Queensland scientist Michael James writes:|
Jul 24, 2008 12:00AM |EMAIL|PRINT
This communication concerns some misinformation that Herald Sun columnist Andrew Bolt has been publicising since late last week. Bolt claims his ”seven graphs” from reputable sources prove conclusively that the world is cooling not warming and Arctic ice is not thinning.
He first presented it in his blog last Thursday and then on Insiders on ABC on Sunday he heavily promoted it and aggressively challenged Annabel Crabb to dispute these findings, all, of course, to attack the government’s Green Paper and Garnaut Report. Then on Monday he ran another related story as a follow up (Arctic Ice) and Tuesday another follow up. Being something of an agnostic on the topic myself I thought it was worth looking at, but was then appalled at how he has totally misinterpreted the graphs he presents.
Without even verifying the source or content of these graphs but just taking them at face value, I believe that any scientist or reasonably intelligent person would agree with my statements. If a scientist presented this at a conference he would be laughed at or met by stunned, embarassed silence. Let’s look at Bolt’s graphs…
Andrew Bolt apparently is basing his argument — that the world really is cooling rather than warming — on a short blip in the data around January 2008. But the logical comparison is shown by the blue ovals which very roughly centre on the average for the time periods (note the ovals are identical in size); it is obvious the recent period is up to 0.3 degrees warmer. In his graph 2, the same data is plotted but now extending back to 1979 — it shows even more clearly the average warming over the period 1999-2007. Note that in this second graph which extends to June 2008 the January 2008 low-point is less obvious!

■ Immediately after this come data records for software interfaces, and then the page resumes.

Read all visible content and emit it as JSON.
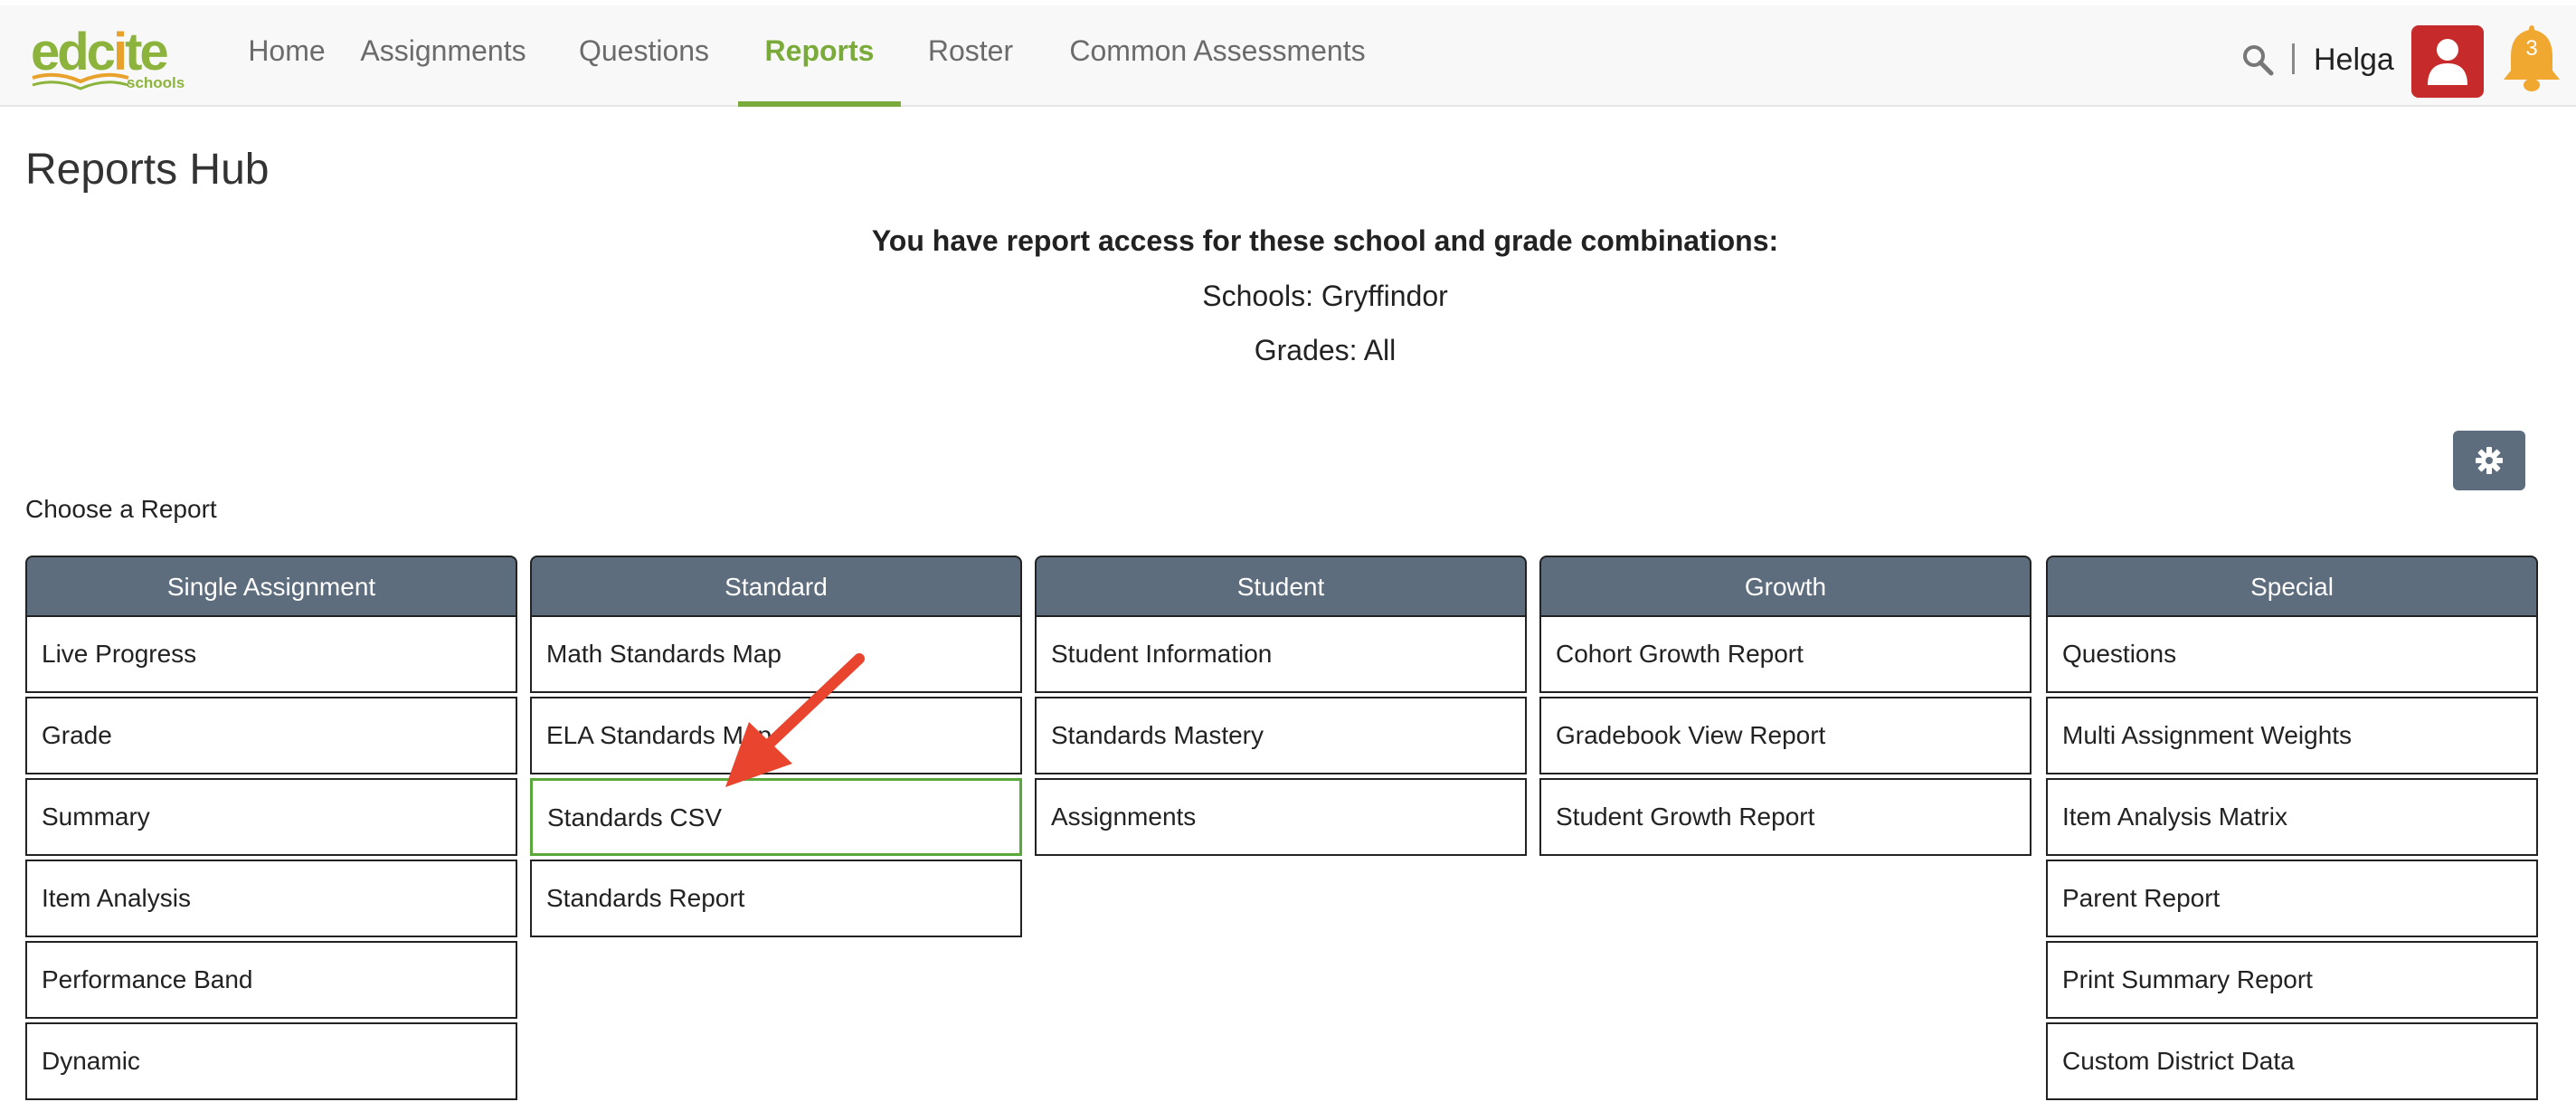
{
  "brand": {
    "name_part1": "edc",
    "name_part2": "i",
    "name_part3": "te",
    "sub": "schools"
  },
  "nav": {
    "items": [
      {
        "label": "Home"
      },
      {
        "label": "Assignments"
      },
      {
        "label": "Questions"
      },
      {
        "label": "Reports"
      },
      {
        "label": "Roster"
      },
      {
        "label": "Common Assessments"
      }
    ],
    "active": "Reports",
    "user_name": "Helga",
    "notification_count": "3"
  },
  "page": {
    "title": "Reports Hub",
    "access_heading": "You have report access for these school and grade combinations:",
    "schools": "Schools: Gryffindor",
    "grades": "Grades: All",
    "choose_label": "Choose a Report"
  },
  "columns": [
    {
      "title": "Single Assignment",
      "items": [
        "Live Progress",
        "Grade",
        "Summary",
        "Item Analysis",
        "Performance Band",
        "Dynamic"
      ]
    },
    {
      "title": "Standard",
      "items": [
        "Math Standards Map",
        "ELA Standards Map",
        "Standards CSV",
        "Standards Report"
      ]
    },
    {
      "title": "Student",
      "items": [
        "Student Information",
        "Standards Mastery",
        "Assignments"
      ]
    },
    {
      "title": "Growth",
      "items": [
        "Cohort Growth Report",
        "Gradebook View Report",
        "Student Growth Report"
      ]
    },
    {
      "title": "Special",
      "items": [
        "Questions",
        "Multi Assignment Weights",
        "Item Analysis Matrix",
        "Parent Report",
        "Print Summary Report",
        "Custom District Data"
      ]
    }
  ],
  "highlighted_item": "Standards CSV",
  "colors": {
    "accent": "#7aab3a",
    "header": "#5d6d7e",
    "avatar": "#c62a2a",
    "bell": "#f0a830",
    "arrow": "#e8442e"
  },
  "icons": {
    "search": "search-icon",
    "avatar": "user-icon",
    "bell": "bell-icon",
    "settings": "gear-icon",
    "arrow": "arrow-annotation-icon"
  }
}
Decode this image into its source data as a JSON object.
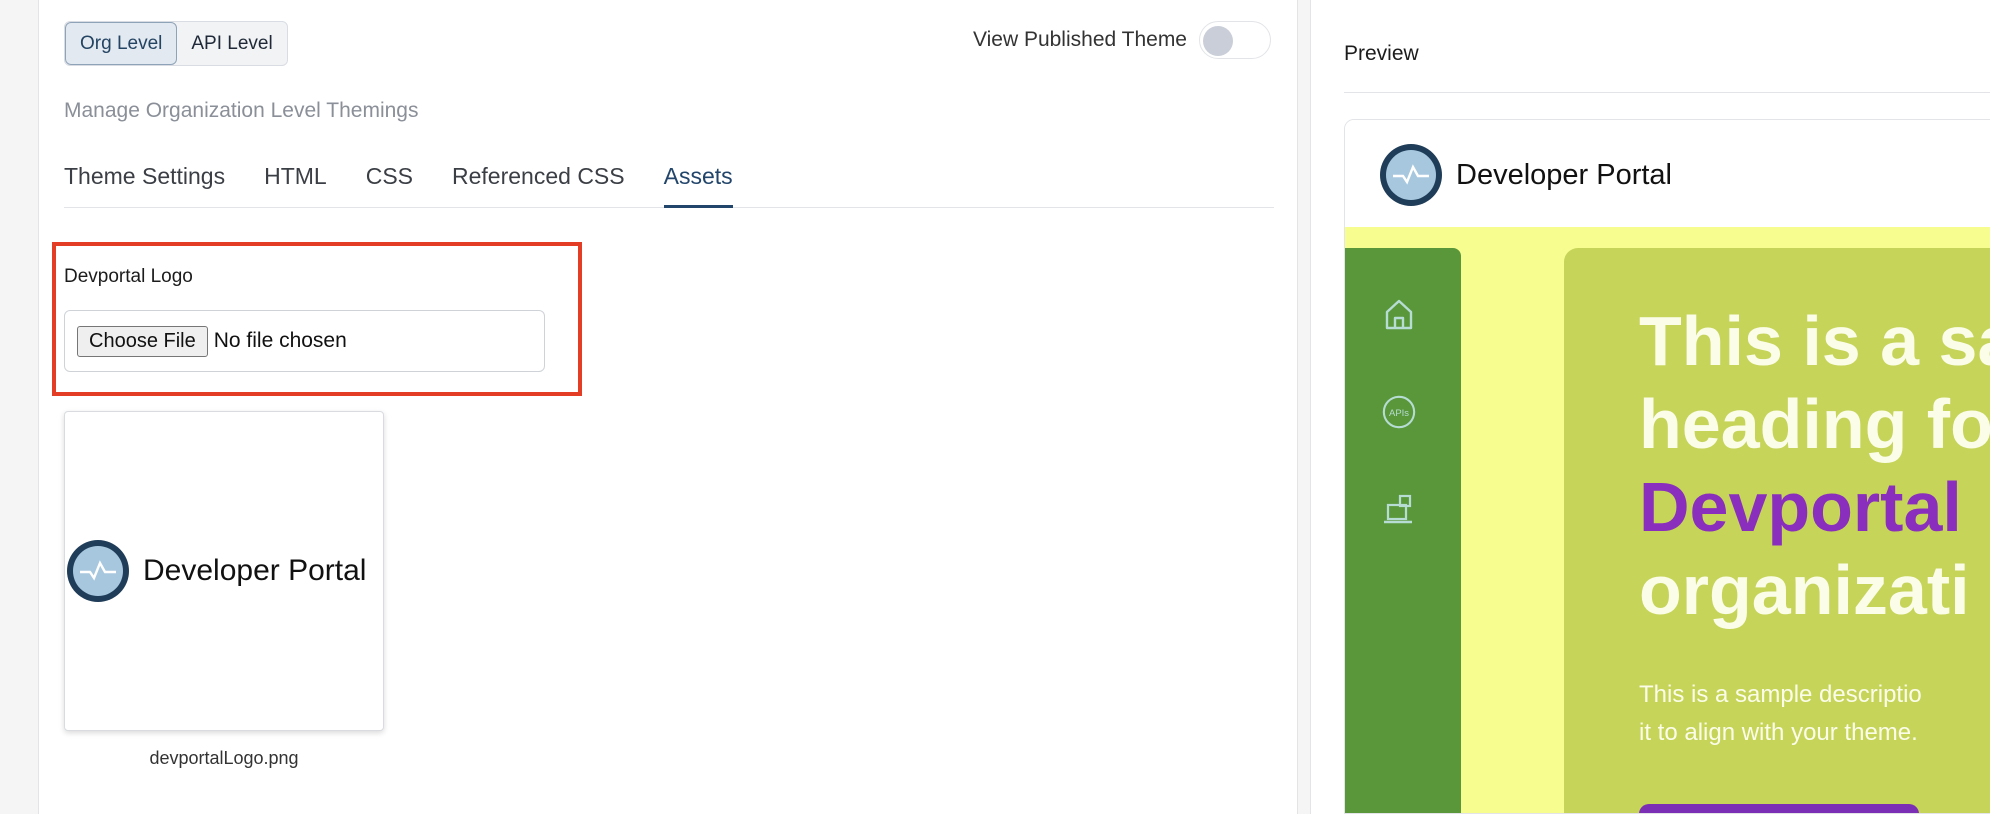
{
  "level_switch": {
    "org": "Org Level",
    "api": "API Level"
  },
  "view_published": {
    "label": "View Published Theme",
    "enabled": false
  },
  "subtitle": "Manage Organization Level Themings",
  "tabs": [
    {
      "label": "Theme Settings",
      "active": false
    },
    {
      "label": "HTML",
      "active": false
    },
    {
      "label": "CSS",
      "active": false
    },
    {
      "label": "Referenced CSS",
      "active": false
    },
    {
      "label": "Assets",
      "active": true
    }
  ],
  "asset": {
    "label": "Devportal Logo",
    "choose_button": "Choose File",
    "file_status": "No file chosen",
    "thumbnail_brand": "Developer Portal",
    "filename": "devportalLogo.png"
  },
  "preview": {
    "title": "Preview",
    "brand": "Developer Portal",
    "nav_icons": [
      "home-icon",
      "apis-icon",
      "laptop-icon"
    ],
    "apis_icon_text": "APIs",
    "heading_line1": "This is a sa",
    "heading_line2": "heading fo",
    "heading_accent": "Devportal",
    "heading_line4": "organizati",
    "description_line1": "This is a sample descriptio",
    "description_line2": "it to align with your theme."
  },
  "colors": {
    "accent_tab": "#22456b",
    "highlight_border": "#e43d26",
    "preview_background": "#f7fd8f",
    "preview_sidebar": "#5a973a",
    "preview_card": "#c6d45a",
    "preview_accent": "#8a2fbd"
  }
}
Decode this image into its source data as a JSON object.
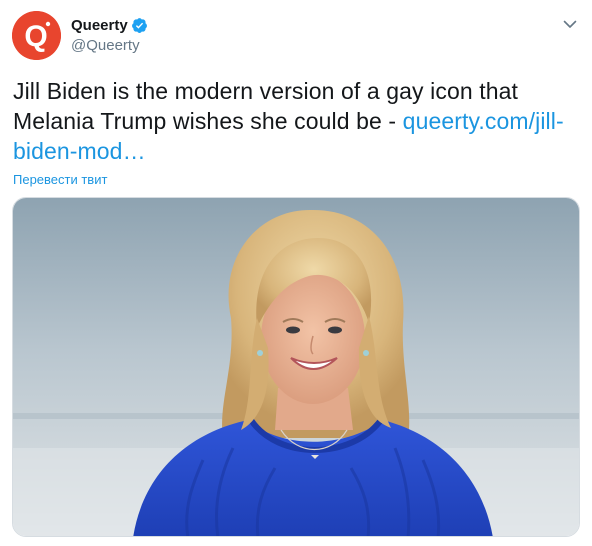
{
  "account": {
    "display_name": "Queerty",
    "handle": "@Queerty",
    "avatar_letter": "Q",
    "avatar_color": "#e8452e",
    "verified": true
  },
  "tweet": {
    "text_before_link": "Jill Biden is the modern version of a gay icon that Melania Trump wishes she could be - ",
    "link_text": "queerty.com/jill-biden-mod…",
    "translate_label": "Перевести твит"
  },
  "media": {
    "description_icon": "photo-of-smiling-woman-in-blue-sweater"
  },
  "colors": {
    "link": "#1b95e0",
    "text": "#14171a",
    "secondary": "#657786",
    "verified_badge": "#1da1f2"
  }
}
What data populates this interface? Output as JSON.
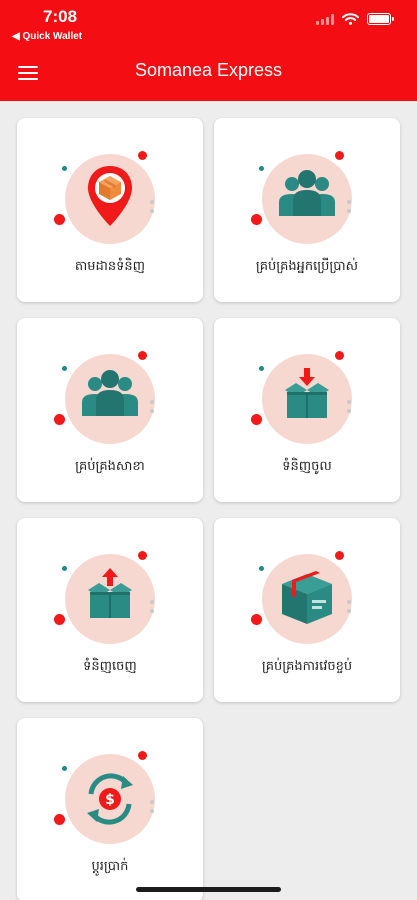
{
  "status_bar": {
    "time": "7:08",
    "back_app": "◀ Quick Wallet"
  },
  "header": {
    "title": "Somanea Express",
    "menu_icon": "hamburger-menu-icon"
  },
  "colors": {
    "brand_red": "#f40d12",
    "teal": "#2a8a84",
    "circle_bg": "#f6d8d0"
  },
  "menu": [
    {
      "label": "តាមដានទំនិញ",
      "icon": "parcel-location-icon"
    },
    {
      "label": "គ្រប់គ្រងអ្នកប្រើប្រាស់",
      "icon": "users-group-icon"
    },
    {
      "label": "គ្រប់គ្រងសាខា",
      "icon": "users-group-icon"
    },
    {
      "label": "ទំនិញចូល",
      "icon": "box-in-icon"
    },
    {
      "label": "ទំនិញចេញ",
      "icon": "box-out-icon"
    },
    {
      "label": "គ្រប់គ្រងការវេចខ្ចប់",
      "icon": "package-box-icon"
    },
    {
      "label": "ប្តូរប្រាក់",
      "icon": "money-exchange-icon"
    }
  ]
}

This is Andrew Bolt’s second graph that he uses to try to claim the world is cooling rather than warming. He does this by using a blip of data spanning a tiny sliver of time as represented on these graphs (the descending line to the far right, which looks like the recurrent low point also seen in the 2004 and 2006 periods). But taking an average over the recent decade and the 1979-1997 periods a five year-old could tell Bolt that the former is obviously higher than the latter. Ignoring or correcting for the volcanic eruption (1992) or the El Nino (1998) events does not change this picture significantly. This may well not be enough to support a global warming hypothesis but it very unambiguously does not support a recent cooling.
This is Andrew Bolt’s third graph that he uses to try to claim the sea-level is falling rather than rising! Given the impressive upward trendline over 15 years (I have not checked its origin or veracity) it is deeply mysterious how he comes to this conclusion. Is it that he interprets the incomplete 2008 data showing a downward blip (which I have highlighted in red, with questions marks)? Bolt needs to stick to journalism or something that doesn’t require any kind of logical interpretative skills.
Andrew Bolt bases his erroneous claim that Arctic sea ice is not thinning on two weeks of the most recent data for 2008 (highlighted in red on graph) and only in comparison to the same period in 2007; in fact the data confirm it is thinning. The US laboratory that provided this graph also claims: “According to scientific measurements, Arctic sea ice has declined dramatically over at least the past thirty years, with the most extreme decline seen in the summer melt season.” So, should we make broad sweeping conclusions from 2 weeks’ data or from yearly, or 20 years (1979-2000) or 30 years of data?
I posted a comment in response to Bolt’s article (mine is one amongst over 500 comments from mostly appallingly ignorant ranters) — but of course I couldn’t post the graphs.
I think it is important that loud polemicists like Bolt spouting distorted nonsense need a counterbalance in the media.
Michael James is a Senior Research Fellow and Director for the Genome Variation Laboratory at the Queensland Institute of Medical Research. He is speaking as an individual and not on behalf of his institute.